[Items from a dataset]
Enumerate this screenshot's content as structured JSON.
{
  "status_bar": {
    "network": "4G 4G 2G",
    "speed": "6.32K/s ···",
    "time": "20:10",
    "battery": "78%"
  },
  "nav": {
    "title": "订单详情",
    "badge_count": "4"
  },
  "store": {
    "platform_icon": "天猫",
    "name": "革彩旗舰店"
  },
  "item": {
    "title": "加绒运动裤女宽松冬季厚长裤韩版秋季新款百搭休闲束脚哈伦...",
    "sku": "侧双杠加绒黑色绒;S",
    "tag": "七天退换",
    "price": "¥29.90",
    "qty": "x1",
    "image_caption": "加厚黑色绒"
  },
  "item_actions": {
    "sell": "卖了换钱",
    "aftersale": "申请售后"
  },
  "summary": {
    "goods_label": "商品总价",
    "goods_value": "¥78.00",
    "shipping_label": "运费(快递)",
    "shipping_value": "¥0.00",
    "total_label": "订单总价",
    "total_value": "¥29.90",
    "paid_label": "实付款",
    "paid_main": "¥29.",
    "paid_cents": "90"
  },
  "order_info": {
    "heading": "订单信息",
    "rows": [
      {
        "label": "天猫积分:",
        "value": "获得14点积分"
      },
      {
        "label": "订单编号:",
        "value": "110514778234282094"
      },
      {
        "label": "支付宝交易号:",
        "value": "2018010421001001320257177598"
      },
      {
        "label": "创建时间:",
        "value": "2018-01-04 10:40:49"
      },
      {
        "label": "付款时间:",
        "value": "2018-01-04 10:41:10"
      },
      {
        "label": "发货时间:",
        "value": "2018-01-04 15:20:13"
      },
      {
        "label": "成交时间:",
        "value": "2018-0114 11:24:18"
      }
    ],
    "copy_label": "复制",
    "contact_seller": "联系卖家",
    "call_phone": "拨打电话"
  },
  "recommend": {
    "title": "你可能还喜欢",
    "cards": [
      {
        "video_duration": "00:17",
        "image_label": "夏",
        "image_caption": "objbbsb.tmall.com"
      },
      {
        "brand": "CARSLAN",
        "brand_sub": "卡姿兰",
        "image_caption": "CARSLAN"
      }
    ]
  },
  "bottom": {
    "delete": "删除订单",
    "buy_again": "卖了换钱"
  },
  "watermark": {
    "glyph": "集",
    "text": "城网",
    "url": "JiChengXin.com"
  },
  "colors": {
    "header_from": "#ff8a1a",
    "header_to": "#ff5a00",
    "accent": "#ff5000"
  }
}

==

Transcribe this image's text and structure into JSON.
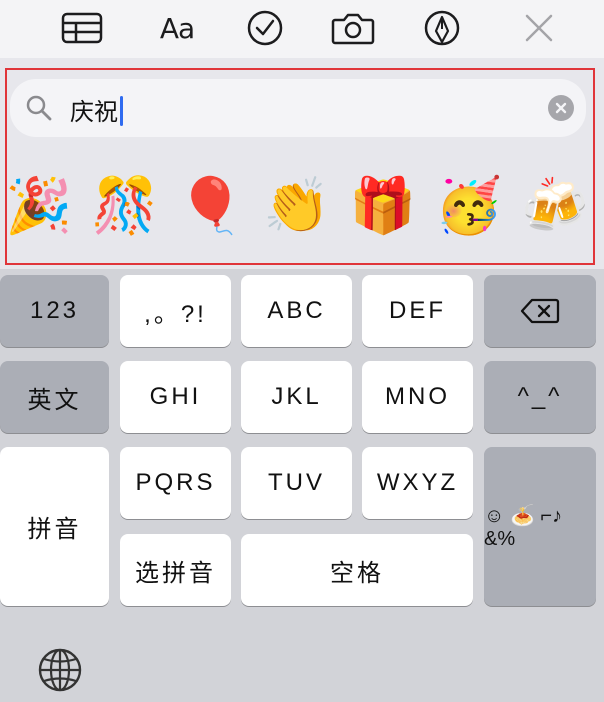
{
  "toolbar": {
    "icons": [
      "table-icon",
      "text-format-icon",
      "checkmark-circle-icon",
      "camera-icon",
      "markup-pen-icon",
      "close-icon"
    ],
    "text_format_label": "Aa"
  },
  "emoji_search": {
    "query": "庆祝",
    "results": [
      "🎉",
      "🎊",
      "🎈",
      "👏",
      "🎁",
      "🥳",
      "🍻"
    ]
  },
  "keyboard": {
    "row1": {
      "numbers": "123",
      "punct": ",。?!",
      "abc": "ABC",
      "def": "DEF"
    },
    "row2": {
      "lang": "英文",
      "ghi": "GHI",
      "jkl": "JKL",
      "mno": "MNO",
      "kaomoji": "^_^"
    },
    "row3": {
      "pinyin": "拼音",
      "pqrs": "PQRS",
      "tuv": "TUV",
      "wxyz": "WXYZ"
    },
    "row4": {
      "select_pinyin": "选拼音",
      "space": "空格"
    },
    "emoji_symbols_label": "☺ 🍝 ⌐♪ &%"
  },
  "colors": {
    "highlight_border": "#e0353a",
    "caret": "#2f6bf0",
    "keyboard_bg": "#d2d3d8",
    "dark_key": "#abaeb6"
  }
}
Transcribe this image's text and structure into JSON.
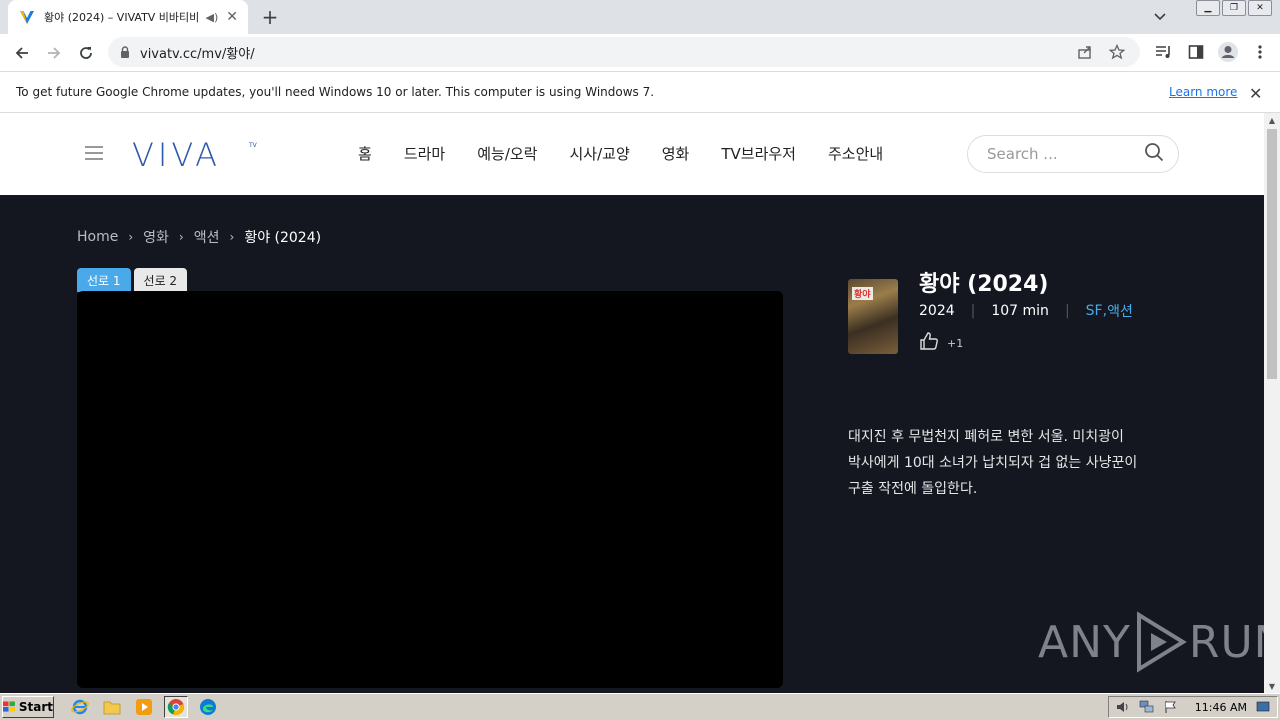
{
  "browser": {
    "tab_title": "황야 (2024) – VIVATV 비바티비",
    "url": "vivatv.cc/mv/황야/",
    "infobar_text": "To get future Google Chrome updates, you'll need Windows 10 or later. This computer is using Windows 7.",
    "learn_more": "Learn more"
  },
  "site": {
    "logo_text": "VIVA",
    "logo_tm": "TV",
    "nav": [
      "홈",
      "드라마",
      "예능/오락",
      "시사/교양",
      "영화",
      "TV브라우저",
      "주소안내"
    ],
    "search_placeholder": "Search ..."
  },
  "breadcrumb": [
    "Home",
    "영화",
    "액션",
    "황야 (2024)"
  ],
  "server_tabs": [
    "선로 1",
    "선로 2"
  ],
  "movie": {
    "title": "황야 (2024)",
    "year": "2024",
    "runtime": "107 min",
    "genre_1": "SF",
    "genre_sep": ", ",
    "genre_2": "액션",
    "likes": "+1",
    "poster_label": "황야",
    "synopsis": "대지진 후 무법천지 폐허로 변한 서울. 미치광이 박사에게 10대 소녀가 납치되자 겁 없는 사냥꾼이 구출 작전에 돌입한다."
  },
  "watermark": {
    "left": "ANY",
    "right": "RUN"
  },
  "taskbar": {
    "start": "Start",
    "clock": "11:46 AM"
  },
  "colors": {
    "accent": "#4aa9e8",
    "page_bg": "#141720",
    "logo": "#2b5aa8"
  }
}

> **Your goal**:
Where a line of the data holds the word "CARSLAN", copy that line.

> **Expected answer**:
        "brand": "CARSLAN",
        "image_caption": "CARSLAN"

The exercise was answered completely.